Hello humans! I am so thrilled to be finally writing this book review (it has been one of those reviews that I’ve had sorted in my head for a while but have yet to put metaphorical pen to metaphorical paper). All Rights Reserved is one of the books I read when I was on holiday in Norway at the end of April and as such not only do I have the fond memories of reading a great book, but also the memories of that lovely holiday which just adds sentimental value. But it’s the book you’ve come here to hear about so it’s about time I shared my thoughts!
In a world where every word and gesture is copyrighted, patented or trademarked, one girl elects to remain silent
Speth Jime is anxious to deliver her Last Day speech and celebrate her transition into adulthood. The moment she turns fifteen, Speth must pay for every word she speaks, for every nod, for every scream and even every gesture of affection. She’s been raised to know the consequences of falling into debt, and can’t begin to imagine the pain of having her eyes shocked for speaking words that she’s unable to afford.
But when Speth’s friend Beecher commits suicide rather than work off his family’s crippling debt, she can’t express her shock and dismay without breaking her Last Day contract and sending her family into Collection. Rather than read her speech—rather than say anything at all—she closes her mouth and vows never to speak again, sparking a movement that threatens to destroy her, her family and the entire city around them.
Of all the dystopian novels I have read, and boy oh boy have there been a lot, this is one of my all-time favourites. This is one of those books that seeps into your life as you’re reading it. I’m not exaggerating in any way when I say that I had to take little breaks from reading this to talk to my husband, just to remind myself that I could talk without fear of going into debt. That’s just how immersed I was in this.
In a book where your main character literally says nothing nor outwardly communicates it would be easy to make her completely unrelatable to the reader. However, Speth’s voice in her internal monologue is so strong that I couldn’t help but relate to her. In a way, I would argue she develops more than characters who use dialogue as everything the reader learns about the character they have to either learn directly from her or infer from context. What I most appreciated about Speth’s character is nothing ever felt forced for her, her decision to not speak comes quite early on in the book, but it is still set up so that it makes sense for her character. Her subsequent actions, though they still have that unlikelihood of any fictional story, nevertheless make sense and her reactions to them are clear, despite the lack of outward communication. This felt a surprisingly believable story for what could have just been a heavy concept book.

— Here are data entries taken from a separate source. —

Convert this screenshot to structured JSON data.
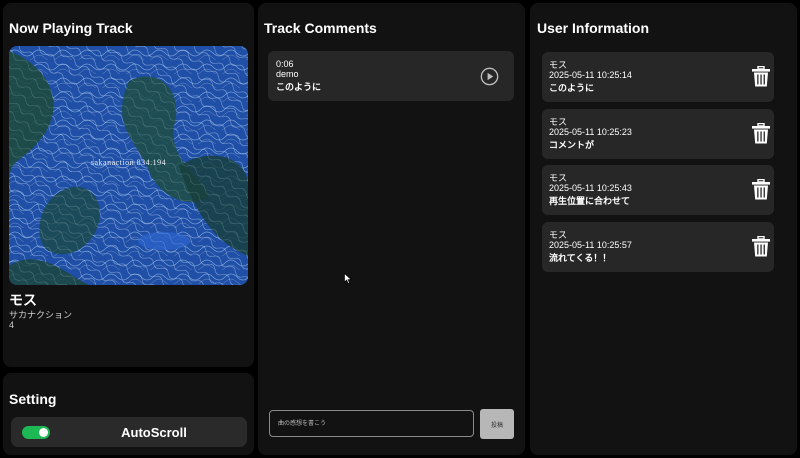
{
  "now_playing": {
    "title": "Now Playing Track",
    "art_text": "sakanaction   834.194",
    "track_title": "モス",
    "artist": "サカナクション",
    "track_number": "4"
  },
  "setting": {
    "title": "Setting",
    "autoscroll_label": "AutoScroll",
    "autoscroll_on": true,
    "toggle_color": "#1db954"
  },
  "comments": {
    "title": "Track Comments",
    "items": [
      {
        "time": "0:06",
        "user": "demo",
        "text": "このように",
        "action_icon": "play-circle-icon"
      }
    ],
    "input_placeholder": "曲の感想を書こう",
    "post_label": "投稿"
  },
  "user_info": {
    "title": "User Information",
    "items": [
      {
        "name": "モス",
        "timestamp": "2025-05-11 10:25:14",
        "text": "このように",
        "action_icon": "trash-icon"
      },
      {
        "name": "モス",
        "timestamp": "2025-05-11 10:25:23",
        "text": "コメントが",
        "action_icon": "trash-icon"
      },
      {
        "name": "モス",
        "timestamp": "2025-05-11 10:25:43",
        "text": "再生位置に合わせて",
        "action_icon": "trash-icon"
      },
      {
        "name": "モス",
        "timestamp": "2025-05-11 10:25:57",
        "text": "流れてくる！！",
        "action_icon": "trash-icon"
      }
    ]
  }
}
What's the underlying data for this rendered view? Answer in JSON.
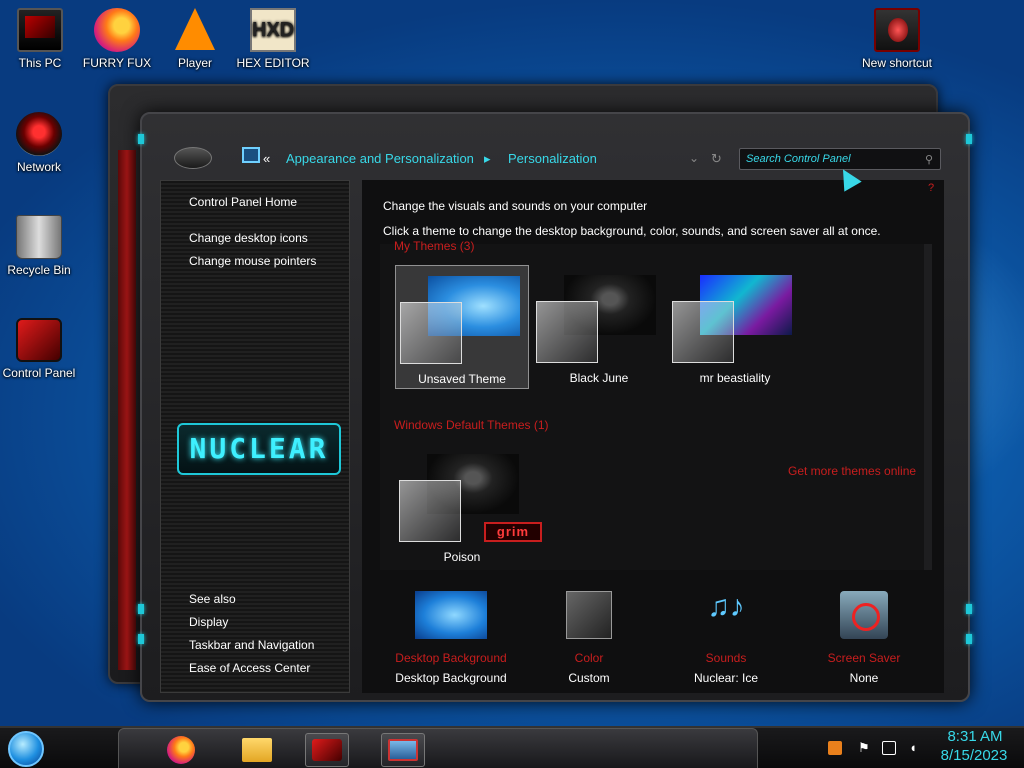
{
  "desktop": {
    "icons": [
      {
        "label": "This PC",
        "icon": "computer-icon"
      },
      {
        "label": "FURRY FUX",
        "icon": "firefox-icon"
      },
      {
        "label": "Player",
        "icon": "vlc-icon"
      },
      {
        "label": "HEX EDITOR",
        "icon": "hex-editor-icon"
      },
      {
        "label": "New shortcut",
        "icon": "shortcut-icon"
      },
      {
        "label": "Network",
        "icon": "network-icon"
      },
      {
        "label": "Recycle Bin",
        "icon": "recycle-bin-icon"
      },
      {
        "label": "Control Panel",
        "icon": "control-panel-icon"
      }
    ]
  },
  "window": {
    "breadcrumb": {
      "root_chevron": "«",
      "items": [
        "Appearance and Personalization",
        "Personalization"
      ],
      "separator": "▸"
    },
    "search": {
      "placeholder": "Search Control Panel"
    },
    "left_pane": {
      "top_links": [
        "Control Panel Home",
        "Change desktop icons",
        "Change mouse pointers"
      ],
      "logo_text": "NUCLEAR",
      "see_also_title": "See also",
      "see_also_links": [
        "Display",
        "Taskbar and Navigation",
        "Ease of Access Center"
      ]
    },
    "main": {
      "heading": "Change the visuals and sounds on your computer",
      "subheading": "Click a theme to change the desktop background, color, sounds, and screen saver all at once.",
      "my_themes_title": "My Themes (3)",
      "my_themes": [
        {
          "name": "Unsaved Theme",
          "selected": true
        },
        {
          "name": "Black June",
          "selected": false
        },
        {
          "name": "mr beastiality",
          "selected": false
        }
      ],
      "get_more_link": "Get more themes online",
      "default_themes_title": "Windows Default Themes (1)",
      "default_themes": [
        {
          "name": "Poison",
          "badge": "grim"
        }
      ],
      "bottom_settings": [
        {
          "label": "Desktop Background",
          "value": "Desktop Background",
          "icon": "wallpaper-icon"
        },
        {
          "label": "Color",
          "value": "Custom",
          "icon": "color-swatch-icon"
        },
        {
          "label": "Sounds",
          "value": "Nuclear: Ice",
          "icon": "music-notes-icon"
        },
        {
          "label": "Screen Saver",
          "value": "None",
          "icon": "screen-saver-icon"
        }
      ]
    }
  },
  "taskbar": {
    "clock": {
      "time": "8:31 AM",
      "date": "8/15/2023"
    },
    "pinned": [
      "firefox-icon",
      "file-explorer-icon",
      "control-panel-icon",
      "remote-desktop-icon"
    ],
    "tray": [
      "warning-icon",
      "flag-icon",
      "network-icon",
      "volume-muted-icon"
    ]
  },
  "colors": {
    "accent_cyan": "#38d8e8",
    "accent_red": "#c81e1e",
    "window_dark": "#0f0f10"
  }
}
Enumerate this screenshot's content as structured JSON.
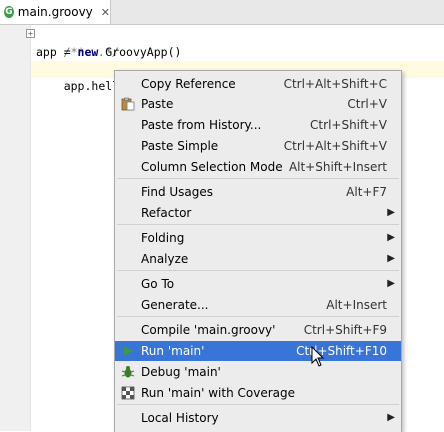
{
  "tab": {
    "icon_letter": "G",
    "label": "main.groovy",
    "close": "✕"
  },
  "editor": {
    "lines": [
      {
        "text": "/**...*/"
      },
      {
        "prefix": "app = ",
        "keyword": "new",
        "suffix": " GroovyApp()"
      },
      {
        "text": "app.hello()"
      }
    ]
  },
  "menu": {
    "items": [
      {
        "label": "Copy Reference",
        "shortcut": "Ctrl+Alt+Shift+C"
      },
      {
        "label": "Paste",
        "shortcut": "Ctrl+V",
        "icon": "clipboard-icon"
      },
      {
        "label": "Paste from History...",
        "shortcut": "Ctrl+Shift+V"
      },
      {
        "label": "Paste Simple",
        "shortcut": "Ctrl+Alt+Shift+V"
      },
      {
        "label": "Column Selection Mode",
        "shortcut": "Alt+Shift+Insert"
      },
      {
        "label": "Find Usages",
        "shortcut": "Alt+F7"
      },
      {
        "label": "Refactor",
        "submenu": true
      },
      {
        "label": "Folding",
        "submenu": true
      },
      {
        "label": "Analyze",
        "submenu": true
      },
      {
        "label": "Go To",
        "submenu": true
      },
      {
        "label": "Generate...",
        "shortcut": "Alt+Insert"
      },
      {
        "label": "Compile 'main.groovy'",
        "shortcut": "Ctrl+Shift+F9"
      },
      {
        "label": "Run 'main'",
        "shortcut": "Ctrl+Shift+F10",
        "icon": "run-icon",
        "selected": true
      },
      {
        "label": "Debug 'main'",
        "icon": "debug-icon"
      },
      {
        "label": "Run 'main' with Coverage",
        "icon": "coverage-icon"
      },
      {
        "label": "Local History",
        "submenu": true
      }
    ],
    "submenu_arrow": "▶"
  },
  "colors": {
    "selection": "#3875d7",
    "menu_bg": "#ececec",
    "run_green": "#3c9a45"
  }
}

I know some people have found the worldbuilding to be a little lacking, I personally don’t recall feeling that way while reading, perhaps because, instead of dealing in large swathes of information, the author opts to put in small details which make the world feel fleshed out. One example of this which struck me was people searching the word market (sort of like the stock market) for cheap words that sound similar to others, to allow them to converse for a lower fee. I can see how some of the larger concepts, such as sponsorship of individuals, weren’t as fleshed out as they could have been, but this still felt like a complete world to me.
Because so much of this book is internalised, there aren’t too many side characters to talk about. I thought that the relationship between Speth and her siblings was well done, again the way they react to certain events feels very true to this specific kind of strange family dynamic. I’ll be interested to see if the side characters get more of a look-in in the later book(s) in the series as I think that would be an interesting perspective to explore.
This is a strong conceptual novel that still manages to pull off some very tricky character-based plot. I would recommend it to anyone who is looking for a different kind of dystopian novel, one that isn’t focussed on violence or combat (not that there’s anything wrong with those books) but instead explores consumerism and communication. Perhaps afterwards you will, as I did, find yourself measuring how many words you use and trying to guess just how in debt you would be in this world? Definitely not a world this blabbermouth would be able to inhabit safely!
My rating: 5/5 stars
I received a digital advanced review copy of this book from the publisher via NetGalley in exchange for an honest review. All opinions are my own.
What say you? What kind of dystopian novels do you enjoy? Let me know in the comments below!